It Doesn't End With the Internet
Amalia Anderson on old-fashioned organizing
"I think Internet organizing and online outreach is a mixed bag," says Anderson, the 30-year-old Guatemalan-born, Minnesota-raised activist who worked to increase political participation as organizing director for Latino voters with National Voice during the 2004 election. She now works for the League of Rural Voters, where she continues to focus on building civic involvement in Latino communities via on- and off-line activism.
"On the one hand, the speed at which people can communicate, share information and resources is astounding," she continues. "On the other hand, there is a great deal about Internet organizing and online outreach that remains detached and impersonal. There will never be, in my opinion, a substitute for 'real-time,' in-person, face-to-face relationship building."
What about communities that rely heavily on oral tradition? And what if you can't even afford dial-up? It's not exactly Jim Crow territory, but issues of discrimination could arise if overreliability on the Internet gets too high. Turning a critical eye toward the complications of power and accessibility might be the first step toward improving online grassroots efforts.
"There are huge power dynamics at play that are rarely if ever mentioned when it comes to Internet organizing," says Anderson, who believes that organizing especially by "low-income communities, communities of color, and/or start-up organizations" is born from a need to survive. "The Internet has really become yet another system.
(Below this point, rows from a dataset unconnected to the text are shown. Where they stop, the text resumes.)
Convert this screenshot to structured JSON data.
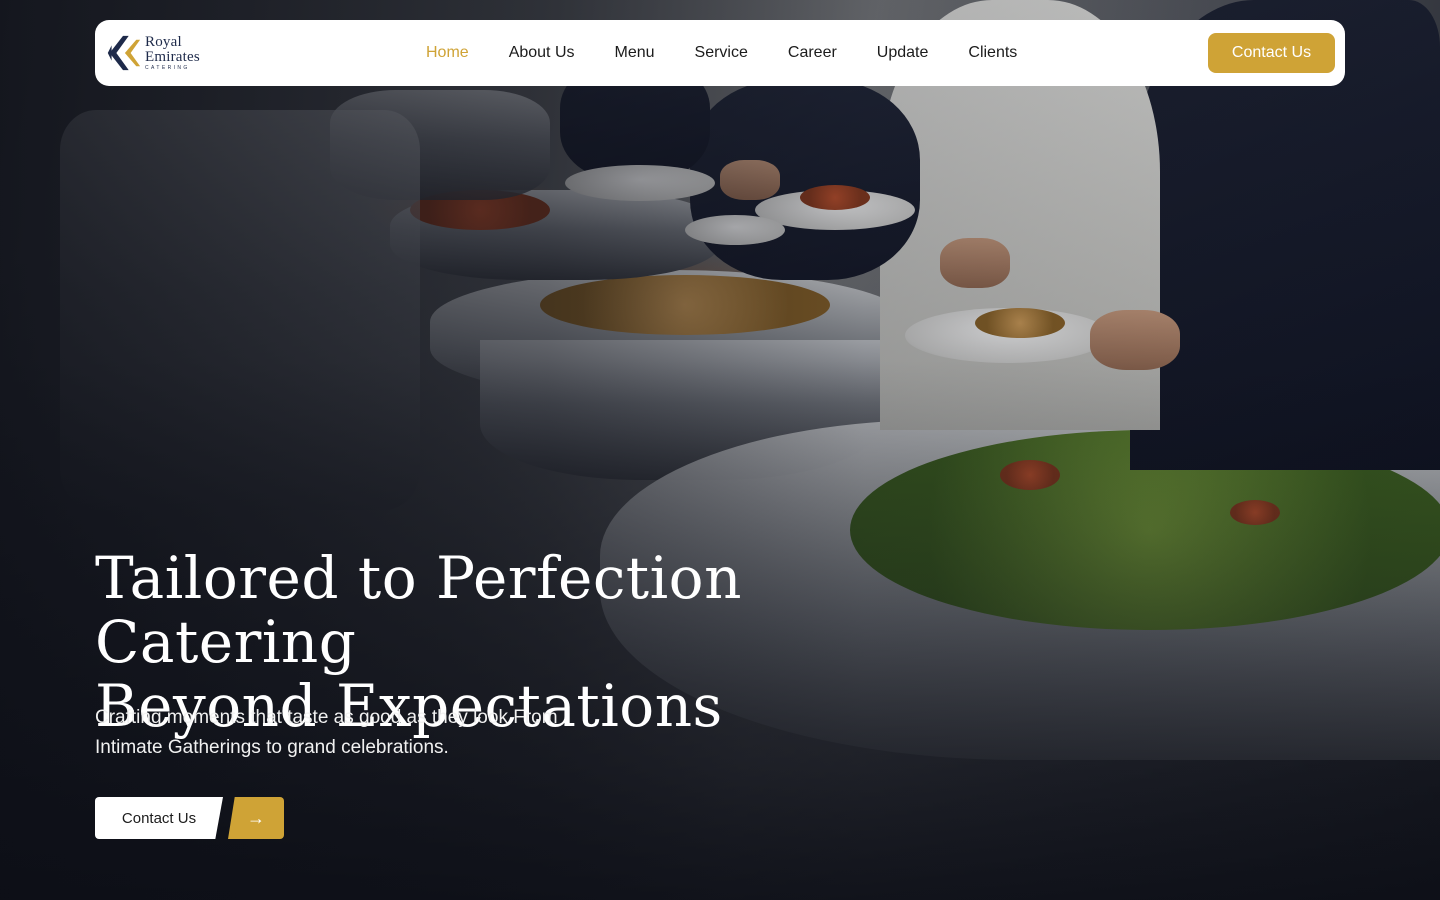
{
  "brand": {
    "name_line1": "Royal",
    "name_line2": "Emirates",
    "tagline": "CATERING",
    "colors": {
      "navy": "#1e2a4a",
      "gold": "#cfa336"
    }
  },
  "nav": {
    "items": [
      {
        "label": "Home",
        "active": true
      },
      {
        "label": "About Us",
        "active": false
      },
      {
        "label": "Menu",
        "active": false
      },
      {
        "label": "Service",
        "active": false
      },
      {
        "label": "Career",
        "active": false
      },
      {
        "label": "Update",
        "active": false
      },
      {
        "label": "Clients",
        "active": false
      }
    ],
    "contact_label": "Contact Us"
  },
  "hero": {
    "headline_line1": "Tailored to Perfection Catering",
    "headline_line2": "Beyond Expectations",
    "subtext_line1": "Crafting moments that taste as good as they look From",
    "subtext_line2": "Intimate Gatherings to grand celebrations.",
    "cta_label": "Contact Us",
    "cta_arrow": "→",
    "background_icon": "buffet-photo"
  }
}
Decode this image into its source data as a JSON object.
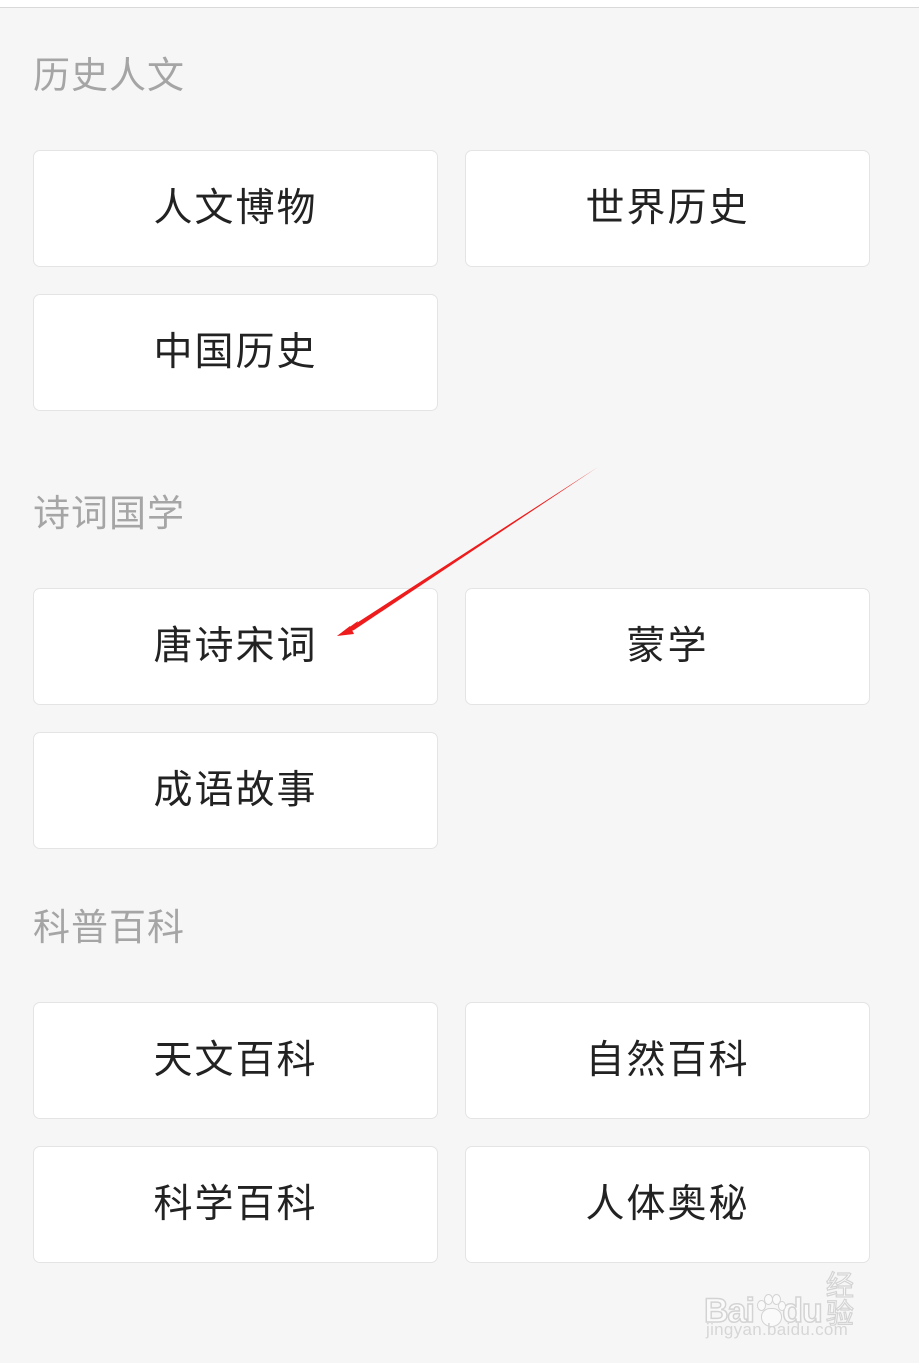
{
  "sections": [
    {
      "title": "历史人文",
      "items": [
        {
          "label": "人文博物"
        },
        {
          "label": "世界历史"
        },
        {
          "label": "中国历史"
        }
      ]
    },
    {
      "title": "诗词国学",
      "items": [
        {
          "label": "唐诗宋词"
        },
        {
          "label": "蒙学"
        },
        {
          "label": "成语故事"
        }
      ]
    },
    {
      "title": "科普百科",
      "items": [
        {
          "label": "天文百科"
        },
        {
          "label": "自然百科"
        },
        {
          "label": "科学百科"
        },
        {
          "label": "人体奥秘"
        }
      ]
    }
  ],
  "annotation": {
    "type": "red-arrow",
    "color": "#ee1c1c",
    "target": "唐诗宋词"
  },
  "watermark": {
    "brand_left": "Bai",
    "brand_right": "du",
    "suffix": "经验",
    "url": "jingyan.baidu.com",
    "paw_icon": "baidu-paw-icon"
  },
  "colors": {
    "background": "#f6f6f6",
    "card": "#ffffff",
    "card_border": "#e4e4e4",
    "section_title": "#a5a5a5",
    "card_text": "#222222"
  }
}
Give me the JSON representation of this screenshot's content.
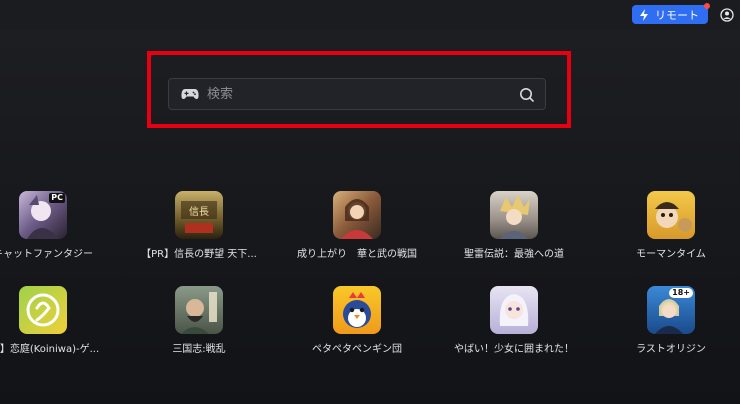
{
  "header": {
    "remote_label": "リモート"
  },
  "search": {
    "placeholder": "検索"
  },
  "apps_row1": [
    {
      "label": "キャットファンタジー",
      "badge": "PC"
    },
    {
      "label": "【PR】信長の野望 天下..."
    },
    {
      "label": "成り上がり　華と武の戦国"
    },
    {
      "label": "聖雷伝説：最強への道"
    },
    {
      "label": "モーマンタイム"
    }
  ],
  "apps_row2": [
    {
      "label": "PR】恋庭(Koiniwa)-ゲ..."
    },
    {
      "label": "三国志:戦乱"
    },
    {
      "label": "ペタペタペンギン団"
    },
    {
      "label": "やばい！少女に囲まれた！"
    },
    {
      "label": "ラストオリジン",
      "badge": "18+"
    }
  ],
  "colors": {
    "accent_blue": "#2f6df3",
    "highlight_red": "#e60012",
    "background": "#1b1c20"
  }
}
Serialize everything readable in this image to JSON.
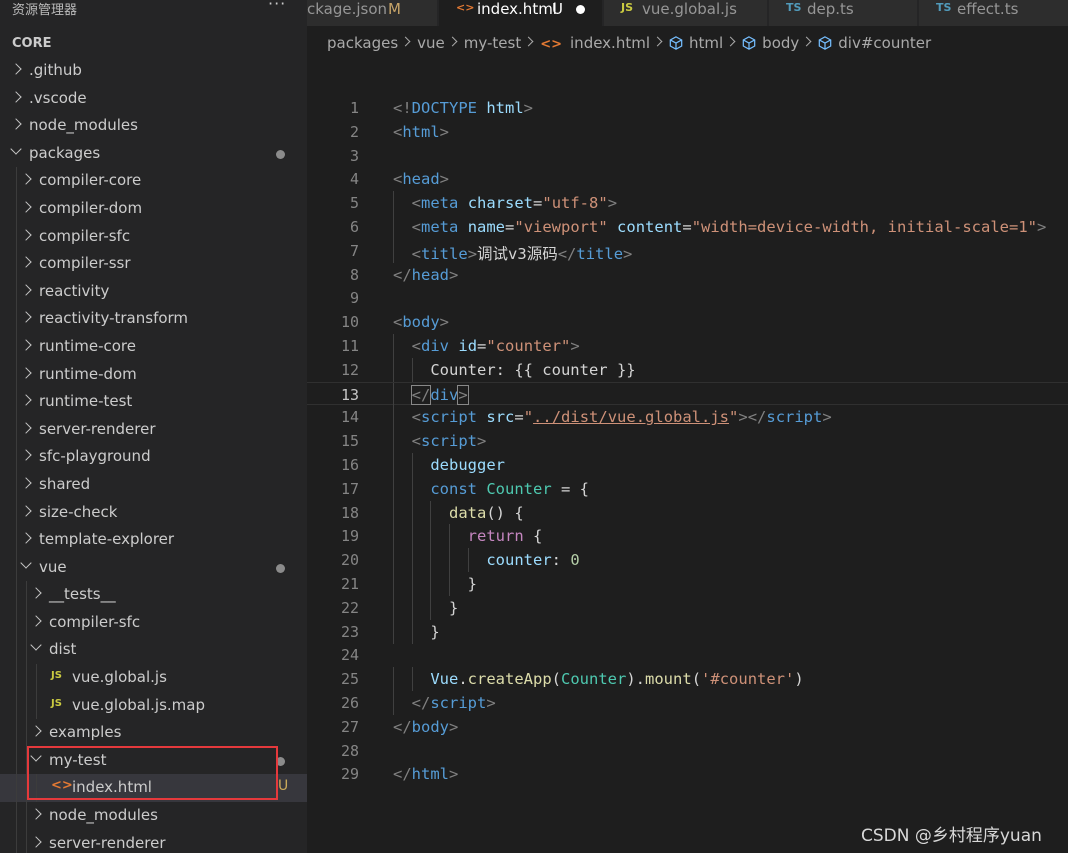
{
  "sidebar": {
    "title": "资源管理器",
    "more": "···",
    "section": "CORE",
    "items": [
      {
        "label": ".github",
        "depth": 0,
        "kind": "folder-closed"
      },
      {
        "label": ".vscode",
        "depth": 0,
        "kind": "folder-closed"
      },
      {
        "label": "node_modules",
        "depth": 0,
        "kind": "folder-closed"
      },
      {
        "label": "packages",
        "depth": 0,
        "kind": "folder-open",
        "dot": true
      },
      {
        "label": "compiler-core",
        "depth": 1,
        "kind": "folder-closed"
      },
      {
        "label": "compiler-dom",
        "depth": 1,
        "kind": "folder-closed"
      },
      {
        "label": "compiler-sfc",
        "depth": 1,
        "kind": "folder-closed"
      },
      {
        "label": "compiler-ssr",
        "depth": 1,
        "kind": "folder-closed"
      },
      {
        "label": "reactivity",
        "depth": 1,
        "kind": "folder-closed"
      },
      {
        "label": "reactivity-transform",
        "depth": 1,
        "kind": "folder-closed"
      },
      {
        "label": "runtime-core",
        "depth": 1,
        "kind": "folder-closed"
      },
      {
        "label": "runtime-dom",
        "depth": 1,
        "kind": "folder-closed"
      },
      {
        "label": "runtime-test",
        "depth": 1,
        "kind": "folder-closed"
      },
      {
        "label": "server-renderer",
        "depth": 1,
        "kind": "folder-closed"
      },
      {
        "label": "sfc-playground",
        "depth": 1,
        "kind": "folder-closed"
      },
      {
        "label": "shared",
        "depth": 1,
        "kind": "folder-closed"
      },
      {
        "label": "size-check",
        "depth": 1,
        "kind": "folder-closed"
      },
      {
        "label": "template-explorer",
        "depth": 1,
        "kind": "folder-closed"
      },
      {
        "label": "vue",
        "depth": 1,
        "kind": "folder-open",
        "dot": true
      },
      {
        "label": "__tests__",
        "depth": 2,
        "kind": "folder-closed"
      },
      {
        "label": "compiler-sfc",
        "depth": 2,
        "kind": "folder-closed"
      },
      {
        "label": "dist",
        "depth": 2,
        "kind": "folder-open"
      },
      {
        "label": "vue.global.js",
        "depth": 3,
        "kind": "file-js"
      },
      {
        "label": "vue.global.js.map",
        "depth": 3,
        "kind": "file-js"
      },
      {
        "label": "examples",
        "depth": 2,
        "kind": "folder-closed"
      },
      {
        "label": "my-test",
        "depth": 2,
        "kind": "folder-open",
        "dot": true
      },
      {
        "label": "index.html",
        "depth": 3,
        "kind": "file-html",
        "badge": "U",
        "selected": true
      },
      {
        "label": "node_modules",
        "depth": 2,
        "kind": "folder-closed"
      },
      {
        "label": "server-renderer",
        "depth": 2,
        "kind": "folder-closed"
      }
    ],
    "js_icon": "JS",
    "html_icon": "<>"
  },
  "tabs": [
    {
      "label": "ckage.json",
      "status": "M",
      "icon": "",
      "active": false
    },
    {
      "label": "index.html",
      "status": "U",
      "icon": "<>",
      "active": true,
      "dirty": true
    },
    {
      "label": "vue.global.js",
      "status": "",
      "icon": "JS",
      "active": false
    },
    {
      "label": "dep.ts",
      "status": "",
      "icon": "TS",
      "active": false
    },
    {
      "label": "effect.ts",
      "status": "",
      "icon": "TS",
      "active": false
    }
  ],
  "breadcrumb": {
    "items": [
      "packages",
      "vue",
      "my-test",
      "index.html",
      "html",
      "body",
      "div#counter"
    ],
    "html_icon": "<>"
  },
  "editor": {
    "current_line": 13,
    "lines": [
      {
        "n": "1",
        "tokens": [
          [
            "br",
            "<!"
          ],
          [
            "tag",
            "DOCTYPE"
          ],
          [
            "text",
            " "
          ],
          [
            "attr",
            "html"
          ],
          [
            "br",
            ">"
          ]
        ]
      },
      {
        "n": "2",
        "tokens": [
          [
            "br",
            "<"
          ],
          [
            "tag",
            "html"
          ],
          [
            "br",
            ">"
          ]
        ]
      },
      {
        "n": "3",
        "tokens": []
      },
      {
        "n": "4",
        "tokens": [
          [
            "br",
            "<"
          ],
          [
            "tag",
            "head"
          ],
          [
            "br",
            ">"
          ]
        ]
      },
      {
        "n": "5",
        "tokens": [
          [
            "text",
            "  "
          ],
          [
            "br",
            "<"
          ],
          [
            "tag",
            "meta"
          ],
          [
            "text",
            " "
          ],
          [
            "attr",
            "charset"
          ],
          [
            "text",
            "="
          ],
          [
            "str",
            "\"utf-8\""
          ],
          [
            "br",
            ">"
          ]
        ]
      },
      {
        "n": "6",
        "tokens": [
          [
            "text",
            "  "
          ],
          [
            "br",
            "<"
          ],
          [
            "tag",
            "meta"
          ],
          [
            "text",
            " "
          ],
          [
            "attr",
            "name"
          ],
          [
            "text",
            "="
          ],
          [
            "str",
            "\"viewport\""
          ],
          [
            "text",
            " "
          ],
          [
            "attr",
            "content"
          ],
          [
            "text",
            "="
          ],
          [
            "str",
            "\"width=device-width, initial-scale=1\""
          ],
          [
            "br",
            ">"
          ]
        ]
      },
      {
        "n": "7",
        "tokens": [
          [
            "text",
            "  "
          ],
          [
            "br",
            "<"
          ],
          [
            "tag",
            "title"
          ],
          [
            "br",
            ">"
          ],
          [
            "text",
            "调试v3源码"
          ],
          [
            "br",
            "</"
          ],
          [
            "tag",
            "title"
          ],
          [
            "br",
            ">"
          ]
        ]
      },
      {
        "n": "8",
        "tokens": [
          [
            "br",
            "</"
          ],
          [
            "tag",
            "head"
          ],
          [
            "br",
            ">"
          ]
        ]
      },
      {
        "n": "9",
        "tokens": []
      },
      {
        "n": "10",
        "tokens": [
          [
            "br",
            "<"
          ],
          [
            "tag",
            "body"
          ],
          [
            "br",
            ">"
          ]
        ]
      },
      {
        "n": "11",
        "tokens": [
          [
            "text",
            "  "
          ],
          [
            "br",
            "<"
          ],
          [
            "tag",
            "div"
          ],
          [
            "text",
            " "
          ],
          [
            "attr",
            "id"
          ],
          [
            "text",
            "="
          ],
          [
            "str",
            "\"counter\""
          ],
          [
            "br",
            ">"
          ]
        ]
      },
      {
        "n": "12",
        "tokens": [
          [
            "text",
            "    Counter: {{ counter }}"
          ]
        ]
      },
      {
        "n": "13",
        "tokens": [
          [
            "text",
            "  "
          ],
          [
            "brbox",
            "</"
          ],
          [
            "tag",
            "div"
          ],
          [
            "brbox",
            ">"
          ]
        ]
      },
      {
        "n": "14",
        "tokens": [
          [
            "text",
            "  "
          ],
          [
            "br",
            "<"
          ],
          [
            "tag",
            "script"
          ],
          [
            "text",
            " "
          ],
          [
            "attr",
            "src"
          ],
          [
            "text",
            "="
          ],
          [
            "str",
            "\""
          ],
          [
            "link",
            "../dist/vue.global.js"
          ],
          [
            "str",
            "\""
          ],
          [
            "br",
            "></"
          ],
          [
            "tag",
            "script"
          ],
          [
            "br",
            ">"
          ]
        ]
      },
      {
        "n": "15",
        "tokens": [
          [
            "text",
            "  "
          ],
          [
            "br",
            "<"
          ],
          [
            "tag",
            "script"
          ],
          [
            "br",
            ">"
          ]
        ]
      },
      {
        "n": "16",
        "tokens": [
          [
            "text",
            "    "
          ],
          [
            "var",
            "debugger"
          ]
        ]
      },
      {
        "n": "17",
        "tokens": [
          [
            "text",
            "    "
          ],
          [
            "kw",
            "const"
          ],
          [
            "text",
            " "
          ],
          [
            "class",
            "Counter"
          ],
          [
            "text",
            " = {"
          ]
        ]
      },
      {
        "n": "18",
        "tokens": [
          [
            "text",
            "      "
          ],
          [
            "fn",
            "data"
          ],
          [
            "text",
            "() {"
          ]
        ]
      },
      {
        "n": "19",
        "tokens": [
          [
            "text",
            "        "
          ],
          [
            "ctrl",
            "return"
          ],
          [
            "text",
            " {"
          ]
        ]
      },
      {
        "n": "20",
        "tokens": [
          [
            "text",
            "          "
          ],
          [
            "var",
            "counter"
          ],
          [
            "text",
            ": "
          ],
          [
            "num",
            "0"
          ]
        ]
      },
      {
        "n": "21",
        "tokens": [
          [
            "text",
            "        }"
          ]
        ]
      },
      {
        "n": "22",
        "tokens": [
          [
            "text",
            "      }"
          ]
        ]
      },
      {
        "n": "23",
        "tokens": [
          [
            "text",
            "    }"
          ]
        ]
      },
      {
        "n": "24",
        "tokens": []
      },
      {
        "n": "25",
        "tokens": [
          [
            "text",
            "    "
          ],
          [
            "var",
            "Vue"
          ],
          [
            "text",
            "."
          ],
          [
            "fn",
            "createApp"
          ],
          [
            "text",
            "("
          ],
          [
            "class",
            "Counter"
          ],
          [
            "text",
            ")."
          ],
          [
            "fn",
            "mount"
          ],
          [
            "text",
            "("
          ],
          [
            "str",
            "'#counter'"
          ],
          [
            "text",
            ")"
          ]
        ]
      },
      {
        "n": "26",
        "tokens": [
          [
            "text",
            "  "
          ],
          [
            "br",
            "</"
          ],
          [
            "tag",
            "script"
          ],
          [
            "br",
            ">"
          ]
        ]
      },
      {
        "n": "27",
        "tokens": [
          [
            "br",
            "</"
          ],
          [
            "tag",
            "body"
          ],
          [
            "br",
            ">"
          ]
        ]
      },
      {
        "n": "28",
        "tokens": []
      },
      {
        "n": "29",
        "tokens": [
          [
            "br",
            "</"
          ],
          [
            "tag",
            "html"
          ],
          [
            "br",
            ">"
          ]
        ]
      }
    ]
  },
  "watermark": "CSDN @乡村程序yuan"
}
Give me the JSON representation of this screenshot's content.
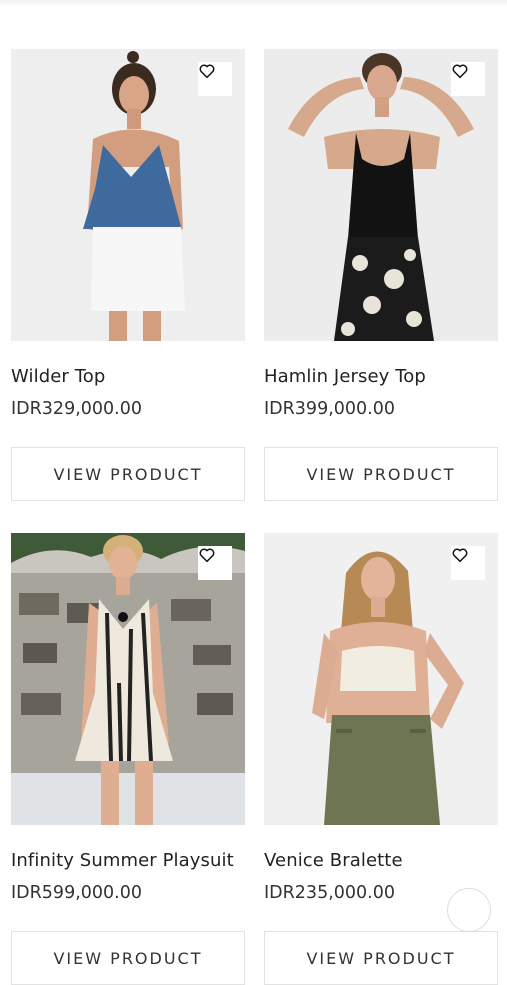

It does not exist in a vacuum and is vulnerable to all the forms of oppression that other systems manufacture and enforce. ... To truly use the Internet in promoting and protecting democracy would mean that it was used in a way that was accountable to the community and in culturally appropriate ways."